EXERCISE DESCRIPTION >>
Take each line in the entries below that holds "valorisent" and show it.

Element data from apps and pages
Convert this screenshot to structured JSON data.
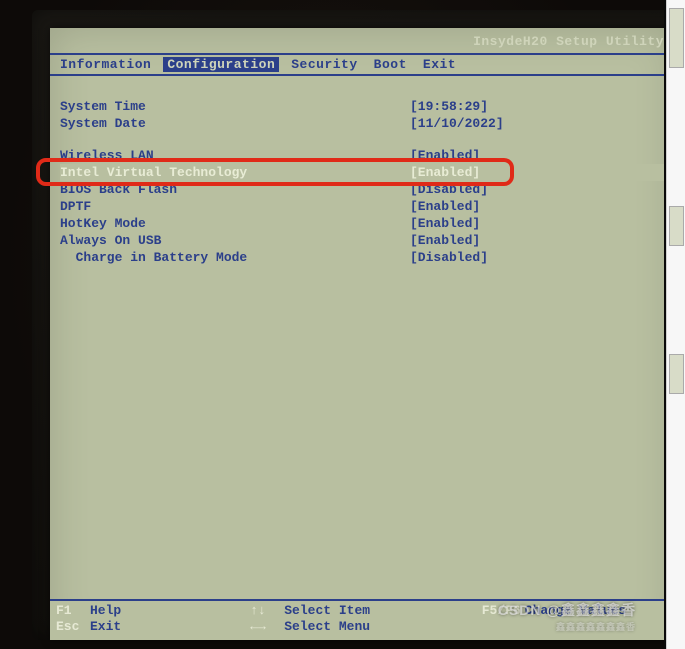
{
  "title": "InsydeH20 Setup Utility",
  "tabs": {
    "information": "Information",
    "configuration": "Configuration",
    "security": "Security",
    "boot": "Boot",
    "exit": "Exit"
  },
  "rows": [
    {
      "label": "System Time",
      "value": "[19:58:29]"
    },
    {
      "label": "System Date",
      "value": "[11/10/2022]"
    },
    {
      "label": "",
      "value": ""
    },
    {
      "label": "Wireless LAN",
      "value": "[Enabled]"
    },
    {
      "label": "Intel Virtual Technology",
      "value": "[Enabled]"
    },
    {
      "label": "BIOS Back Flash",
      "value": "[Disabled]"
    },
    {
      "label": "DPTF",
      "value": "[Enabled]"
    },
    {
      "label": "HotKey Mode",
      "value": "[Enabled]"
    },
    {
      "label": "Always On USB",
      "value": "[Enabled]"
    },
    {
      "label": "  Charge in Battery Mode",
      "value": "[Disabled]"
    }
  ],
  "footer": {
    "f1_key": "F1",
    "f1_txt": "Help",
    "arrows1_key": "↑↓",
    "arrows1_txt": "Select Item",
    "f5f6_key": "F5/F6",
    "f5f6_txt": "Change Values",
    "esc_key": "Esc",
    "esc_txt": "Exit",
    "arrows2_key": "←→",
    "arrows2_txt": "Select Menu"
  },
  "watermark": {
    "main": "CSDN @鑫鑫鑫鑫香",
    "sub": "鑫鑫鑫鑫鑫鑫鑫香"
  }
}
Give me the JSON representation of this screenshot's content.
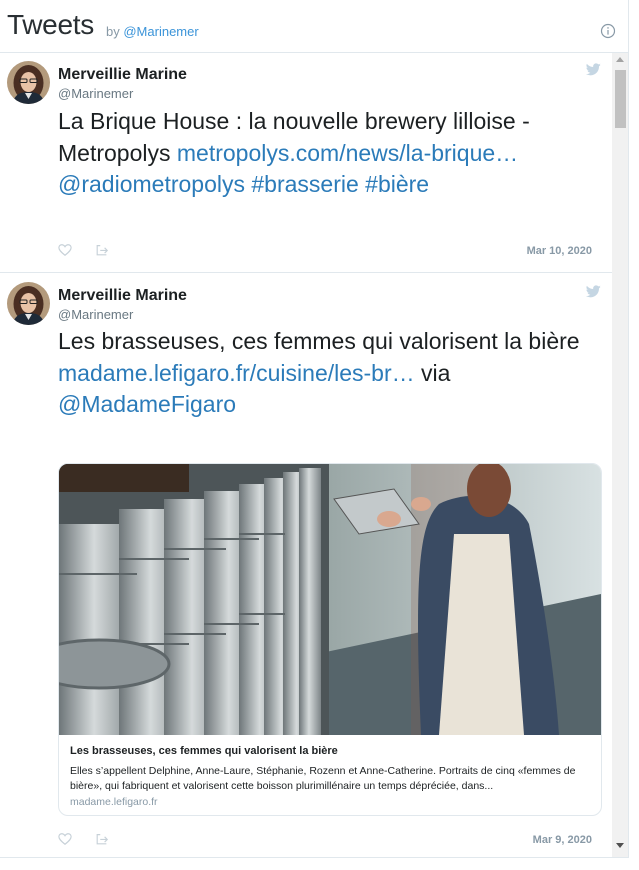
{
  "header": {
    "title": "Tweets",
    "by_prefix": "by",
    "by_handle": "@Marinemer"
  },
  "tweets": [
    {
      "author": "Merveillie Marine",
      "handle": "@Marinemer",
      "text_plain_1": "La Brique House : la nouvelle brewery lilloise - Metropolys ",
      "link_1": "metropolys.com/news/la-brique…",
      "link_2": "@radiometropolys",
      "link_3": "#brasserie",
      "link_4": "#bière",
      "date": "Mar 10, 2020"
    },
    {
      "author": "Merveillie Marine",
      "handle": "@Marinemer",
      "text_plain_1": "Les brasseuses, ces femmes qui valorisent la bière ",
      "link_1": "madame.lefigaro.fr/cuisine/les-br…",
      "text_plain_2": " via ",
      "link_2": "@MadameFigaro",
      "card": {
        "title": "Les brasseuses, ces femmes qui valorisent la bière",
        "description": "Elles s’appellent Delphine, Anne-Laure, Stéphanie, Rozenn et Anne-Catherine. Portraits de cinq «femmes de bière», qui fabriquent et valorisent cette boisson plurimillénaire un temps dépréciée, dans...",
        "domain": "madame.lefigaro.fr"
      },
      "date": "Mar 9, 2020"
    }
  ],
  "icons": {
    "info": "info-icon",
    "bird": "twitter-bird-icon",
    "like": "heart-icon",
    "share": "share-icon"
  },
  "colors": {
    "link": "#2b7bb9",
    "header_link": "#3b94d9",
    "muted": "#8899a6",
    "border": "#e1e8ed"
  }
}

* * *

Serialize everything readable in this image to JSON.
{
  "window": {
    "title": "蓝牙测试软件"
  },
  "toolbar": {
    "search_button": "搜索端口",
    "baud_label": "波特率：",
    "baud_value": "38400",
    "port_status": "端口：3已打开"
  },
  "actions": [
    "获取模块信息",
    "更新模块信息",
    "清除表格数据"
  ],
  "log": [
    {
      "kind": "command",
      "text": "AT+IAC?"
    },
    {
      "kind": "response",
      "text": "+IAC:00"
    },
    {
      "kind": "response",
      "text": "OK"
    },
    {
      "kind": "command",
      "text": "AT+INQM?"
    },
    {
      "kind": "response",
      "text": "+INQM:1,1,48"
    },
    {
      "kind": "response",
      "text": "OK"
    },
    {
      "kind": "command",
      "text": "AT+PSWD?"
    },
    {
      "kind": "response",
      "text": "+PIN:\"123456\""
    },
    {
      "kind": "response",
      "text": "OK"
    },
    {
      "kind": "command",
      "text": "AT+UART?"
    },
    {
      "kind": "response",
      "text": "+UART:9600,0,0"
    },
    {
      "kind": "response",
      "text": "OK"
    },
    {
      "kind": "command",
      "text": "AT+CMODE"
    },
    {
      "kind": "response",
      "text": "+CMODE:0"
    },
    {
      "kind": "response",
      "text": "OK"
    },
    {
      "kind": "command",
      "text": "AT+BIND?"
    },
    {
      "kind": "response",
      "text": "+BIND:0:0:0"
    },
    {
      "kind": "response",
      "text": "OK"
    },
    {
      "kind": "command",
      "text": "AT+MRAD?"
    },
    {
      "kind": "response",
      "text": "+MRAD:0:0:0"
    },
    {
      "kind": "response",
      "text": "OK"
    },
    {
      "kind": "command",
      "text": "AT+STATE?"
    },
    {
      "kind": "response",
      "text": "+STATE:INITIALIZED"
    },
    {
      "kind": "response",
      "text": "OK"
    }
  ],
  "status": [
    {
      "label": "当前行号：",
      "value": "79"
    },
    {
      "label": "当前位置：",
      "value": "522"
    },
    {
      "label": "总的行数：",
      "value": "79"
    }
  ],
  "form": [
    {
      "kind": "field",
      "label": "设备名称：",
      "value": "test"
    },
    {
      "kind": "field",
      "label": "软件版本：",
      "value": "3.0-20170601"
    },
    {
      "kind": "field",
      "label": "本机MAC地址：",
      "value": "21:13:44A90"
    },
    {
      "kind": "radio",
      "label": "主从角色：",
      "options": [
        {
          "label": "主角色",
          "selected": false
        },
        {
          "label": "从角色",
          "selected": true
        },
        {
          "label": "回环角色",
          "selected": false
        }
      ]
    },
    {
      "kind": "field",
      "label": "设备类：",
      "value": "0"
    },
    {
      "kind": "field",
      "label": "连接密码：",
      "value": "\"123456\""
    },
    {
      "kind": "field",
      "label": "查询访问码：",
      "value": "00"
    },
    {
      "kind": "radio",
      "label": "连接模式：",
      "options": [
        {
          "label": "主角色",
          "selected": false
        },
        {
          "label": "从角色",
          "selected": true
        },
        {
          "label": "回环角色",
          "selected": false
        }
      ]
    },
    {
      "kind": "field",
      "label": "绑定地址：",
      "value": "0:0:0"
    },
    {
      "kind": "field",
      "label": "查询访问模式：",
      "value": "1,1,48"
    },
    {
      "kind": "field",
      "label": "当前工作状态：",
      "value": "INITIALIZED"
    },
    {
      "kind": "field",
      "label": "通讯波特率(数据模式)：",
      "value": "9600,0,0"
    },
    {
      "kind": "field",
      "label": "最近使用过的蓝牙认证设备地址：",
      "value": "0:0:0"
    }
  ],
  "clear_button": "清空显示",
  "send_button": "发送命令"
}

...

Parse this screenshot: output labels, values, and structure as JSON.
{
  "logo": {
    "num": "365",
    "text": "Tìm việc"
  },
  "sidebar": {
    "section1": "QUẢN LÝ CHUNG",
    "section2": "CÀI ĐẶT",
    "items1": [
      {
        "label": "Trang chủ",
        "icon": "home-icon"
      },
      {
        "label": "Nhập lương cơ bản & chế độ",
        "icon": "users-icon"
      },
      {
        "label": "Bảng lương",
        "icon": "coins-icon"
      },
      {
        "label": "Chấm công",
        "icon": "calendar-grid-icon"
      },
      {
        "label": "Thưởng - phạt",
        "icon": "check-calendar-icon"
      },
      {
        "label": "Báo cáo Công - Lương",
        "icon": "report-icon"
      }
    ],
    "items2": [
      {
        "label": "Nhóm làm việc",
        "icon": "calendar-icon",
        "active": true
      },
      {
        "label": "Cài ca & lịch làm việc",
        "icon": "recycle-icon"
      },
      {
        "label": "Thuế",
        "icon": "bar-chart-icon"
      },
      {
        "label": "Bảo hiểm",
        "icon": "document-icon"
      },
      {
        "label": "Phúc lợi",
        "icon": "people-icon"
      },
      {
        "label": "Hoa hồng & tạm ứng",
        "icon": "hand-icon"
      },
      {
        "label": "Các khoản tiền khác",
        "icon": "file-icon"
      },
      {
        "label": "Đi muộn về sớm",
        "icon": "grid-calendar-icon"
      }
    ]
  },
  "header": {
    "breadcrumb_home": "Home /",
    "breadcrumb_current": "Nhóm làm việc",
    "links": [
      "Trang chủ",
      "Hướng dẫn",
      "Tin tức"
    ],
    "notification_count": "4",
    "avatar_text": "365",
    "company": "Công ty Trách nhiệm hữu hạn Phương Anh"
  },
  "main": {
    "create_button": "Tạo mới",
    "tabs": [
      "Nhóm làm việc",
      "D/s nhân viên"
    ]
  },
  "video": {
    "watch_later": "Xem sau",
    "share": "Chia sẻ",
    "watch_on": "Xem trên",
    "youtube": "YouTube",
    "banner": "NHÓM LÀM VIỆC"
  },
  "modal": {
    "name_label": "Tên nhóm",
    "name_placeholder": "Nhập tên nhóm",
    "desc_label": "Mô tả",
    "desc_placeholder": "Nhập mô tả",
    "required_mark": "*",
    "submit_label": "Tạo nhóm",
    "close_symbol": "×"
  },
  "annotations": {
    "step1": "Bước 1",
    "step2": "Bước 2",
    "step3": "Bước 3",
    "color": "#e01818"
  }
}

SOLUTION FOR THIS TASK >>
      "text_plain_1": "Les brasseuses, ces femmes qui valorisent la bière ",
        "title": "Les brasseuses, ces femmes qui valorisent la bière",
        "description": "Elles s’appellent Delphine, Anne-Laure, Stéphanie, Rozenn et Anne-Catherine. Portraits de cinq «femmes de bière», qui fabriquent et valorisent cette boisson plurimillénaire un temps dépréciée, dans...",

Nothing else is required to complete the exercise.